Citation: Zhang L, Tang J, Dong Y, Ji Y, Tao R, Liang Z, Chen J, Wu Y and Wang K (2015) Similarities and differences in decision-making impairments between autism spectrum disorder and schizophrenia. Front. Behav. Neurosci. 9:259. doi: 10.3389/fnbeh.2015.00259

Received: 07 June 2015; Accepted: 09 September 2015;
Published: 23 September 2015

Edited by:

Oliver T. Wolf, Ruhr University Bochum, Germany

Reviewed by:

Patrizia Thoma, Ruhr University Bochum, Germany
Bettina Gathmann, University of Münster, Germany

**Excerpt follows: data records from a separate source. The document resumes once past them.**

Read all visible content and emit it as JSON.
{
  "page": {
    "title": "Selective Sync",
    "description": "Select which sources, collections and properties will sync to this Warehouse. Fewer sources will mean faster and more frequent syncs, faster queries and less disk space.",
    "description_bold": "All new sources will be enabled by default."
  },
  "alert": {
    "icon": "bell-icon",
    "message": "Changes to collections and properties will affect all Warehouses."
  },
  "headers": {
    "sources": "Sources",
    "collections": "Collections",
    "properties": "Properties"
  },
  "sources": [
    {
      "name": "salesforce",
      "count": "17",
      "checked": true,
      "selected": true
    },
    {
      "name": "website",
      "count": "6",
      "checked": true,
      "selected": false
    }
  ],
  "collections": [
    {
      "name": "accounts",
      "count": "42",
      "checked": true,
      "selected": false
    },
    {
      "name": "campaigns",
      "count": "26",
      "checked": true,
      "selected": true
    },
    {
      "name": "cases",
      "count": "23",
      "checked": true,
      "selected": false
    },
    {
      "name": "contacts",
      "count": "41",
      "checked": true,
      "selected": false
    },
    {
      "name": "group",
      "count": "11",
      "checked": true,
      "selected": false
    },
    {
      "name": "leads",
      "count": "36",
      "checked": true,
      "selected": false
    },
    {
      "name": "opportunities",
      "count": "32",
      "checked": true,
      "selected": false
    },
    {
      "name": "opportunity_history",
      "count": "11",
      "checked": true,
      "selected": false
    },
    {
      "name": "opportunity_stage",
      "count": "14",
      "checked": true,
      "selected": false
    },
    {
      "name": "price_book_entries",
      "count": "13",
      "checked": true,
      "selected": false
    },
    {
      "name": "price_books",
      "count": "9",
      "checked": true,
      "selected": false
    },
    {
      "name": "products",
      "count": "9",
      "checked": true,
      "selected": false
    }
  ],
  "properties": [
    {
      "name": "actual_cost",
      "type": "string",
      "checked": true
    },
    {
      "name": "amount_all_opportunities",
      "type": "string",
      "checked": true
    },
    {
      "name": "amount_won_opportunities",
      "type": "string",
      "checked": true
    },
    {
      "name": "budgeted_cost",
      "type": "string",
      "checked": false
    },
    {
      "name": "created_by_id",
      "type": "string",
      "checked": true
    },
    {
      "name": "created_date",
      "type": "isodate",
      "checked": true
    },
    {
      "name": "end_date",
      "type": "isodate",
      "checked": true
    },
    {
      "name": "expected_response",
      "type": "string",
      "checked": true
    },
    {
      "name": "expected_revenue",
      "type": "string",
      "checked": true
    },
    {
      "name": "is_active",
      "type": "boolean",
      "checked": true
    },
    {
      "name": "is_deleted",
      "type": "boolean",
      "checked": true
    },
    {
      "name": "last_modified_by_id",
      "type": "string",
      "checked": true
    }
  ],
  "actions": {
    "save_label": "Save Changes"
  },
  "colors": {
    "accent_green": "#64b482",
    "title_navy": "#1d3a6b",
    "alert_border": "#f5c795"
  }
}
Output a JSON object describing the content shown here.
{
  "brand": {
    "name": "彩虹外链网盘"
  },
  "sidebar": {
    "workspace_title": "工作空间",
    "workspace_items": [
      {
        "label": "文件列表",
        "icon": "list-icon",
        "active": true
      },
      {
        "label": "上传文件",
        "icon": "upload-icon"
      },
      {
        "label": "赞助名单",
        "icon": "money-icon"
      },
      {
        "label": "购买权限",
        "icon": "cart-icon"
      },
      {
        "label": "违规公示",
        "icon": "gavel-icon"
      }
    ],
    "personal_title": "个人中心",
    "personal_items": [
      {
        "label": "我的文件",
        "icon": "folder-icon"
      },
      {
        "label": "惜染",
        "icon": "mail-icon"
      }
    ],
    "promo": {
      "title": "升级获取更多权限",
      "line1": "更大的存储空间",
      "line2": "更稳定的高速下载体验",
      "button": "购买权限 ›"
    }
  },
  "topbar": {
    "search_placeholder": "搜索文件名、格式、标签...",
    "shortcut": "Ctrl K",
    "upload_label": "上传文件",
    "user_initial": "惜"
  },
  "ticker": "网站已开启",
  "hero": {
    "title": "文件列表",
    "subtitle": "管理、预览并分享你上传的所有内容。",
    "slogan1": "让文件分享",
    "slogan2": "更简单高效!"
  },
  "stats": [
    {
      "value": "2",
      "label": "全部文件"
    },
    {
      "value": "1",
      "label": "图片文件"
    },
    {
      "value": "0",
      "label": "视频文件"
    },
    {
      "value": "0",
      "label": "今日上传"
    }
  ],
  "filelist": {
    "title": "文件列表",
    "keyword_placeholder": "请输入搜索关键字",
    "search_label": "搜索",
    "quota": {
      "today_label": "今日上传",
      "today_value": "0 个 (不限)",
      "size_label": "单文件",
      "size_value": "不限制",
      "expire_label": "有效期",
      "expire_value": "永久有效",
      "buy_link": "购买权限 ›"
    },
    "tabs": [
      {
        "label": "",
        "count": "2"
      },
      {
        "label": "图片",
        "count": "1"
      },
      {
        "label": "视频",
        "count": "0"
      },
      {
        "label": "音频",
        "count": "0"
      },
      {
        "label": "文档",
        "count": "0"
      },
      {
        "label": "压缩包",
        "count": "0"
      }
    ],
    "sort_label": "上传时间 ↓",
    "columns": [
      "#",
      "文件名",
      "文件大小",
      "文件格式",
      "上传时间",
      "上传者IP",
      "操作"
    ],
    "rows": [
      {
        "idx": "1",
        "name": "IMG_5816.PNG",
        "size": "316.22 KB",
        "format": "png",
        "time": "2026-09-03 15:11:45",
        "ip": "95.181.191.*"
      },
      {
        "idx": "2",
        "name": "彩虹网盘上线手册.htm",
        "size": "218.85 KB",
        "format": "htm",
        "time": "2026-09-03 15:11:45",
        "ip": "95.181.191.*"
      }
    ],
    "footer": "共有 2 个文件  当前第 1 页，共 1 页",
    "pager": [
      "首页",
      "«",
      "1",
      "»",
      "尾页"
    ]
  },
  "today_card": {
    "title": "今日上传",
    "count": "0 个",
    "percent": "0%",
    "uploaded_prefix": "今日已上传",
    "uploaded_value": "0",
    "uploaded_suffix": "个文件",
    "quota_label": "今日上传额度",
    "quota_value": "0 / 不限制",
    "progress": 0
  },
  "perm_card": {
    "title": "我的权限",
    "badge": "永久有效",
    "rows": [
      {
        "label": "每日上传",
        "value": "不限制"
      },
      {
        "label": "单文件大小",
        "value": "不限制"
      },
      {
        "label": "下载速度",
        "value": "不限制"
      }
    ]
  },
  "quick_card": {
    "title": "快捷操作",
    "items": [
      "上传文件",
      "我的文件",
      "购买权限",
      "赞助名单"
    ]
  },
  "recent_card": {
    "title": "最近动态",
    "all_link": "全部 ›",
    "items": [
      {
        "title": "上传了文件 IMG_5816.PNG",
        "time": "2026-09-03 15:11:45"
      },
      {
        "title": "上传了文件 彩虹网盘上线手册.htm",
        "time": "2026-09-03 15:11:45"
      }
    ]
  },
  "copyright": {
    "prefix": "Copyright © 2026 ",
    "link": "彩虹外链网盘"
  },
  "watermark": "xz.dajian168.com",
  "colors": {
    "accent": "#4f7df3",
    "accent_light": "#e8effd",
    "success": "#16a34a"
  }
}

Copyright: © 2015 Zhang, Tang, Dong, Ji, Tao, Liang, Chen, Wu and Wang. This is an open-access article distributed under the terms of the Creative Commons Attribution License (CC BY). The use, distribution or reproduction in other forums is permitted, provided the original author(s) or licensor are credited and that the original publication in this journal is cited, in accordance with accepted academic practice. No use, distribution or reproduction is permitted which does not comply with these terms.

*Correspondence: Kai Wang, Department of Neurology, The First Affiliated Hospital of Anhui Medical University, Jixi Road, Anhui Province, Hefei 230022, China, wangkai1964@126.com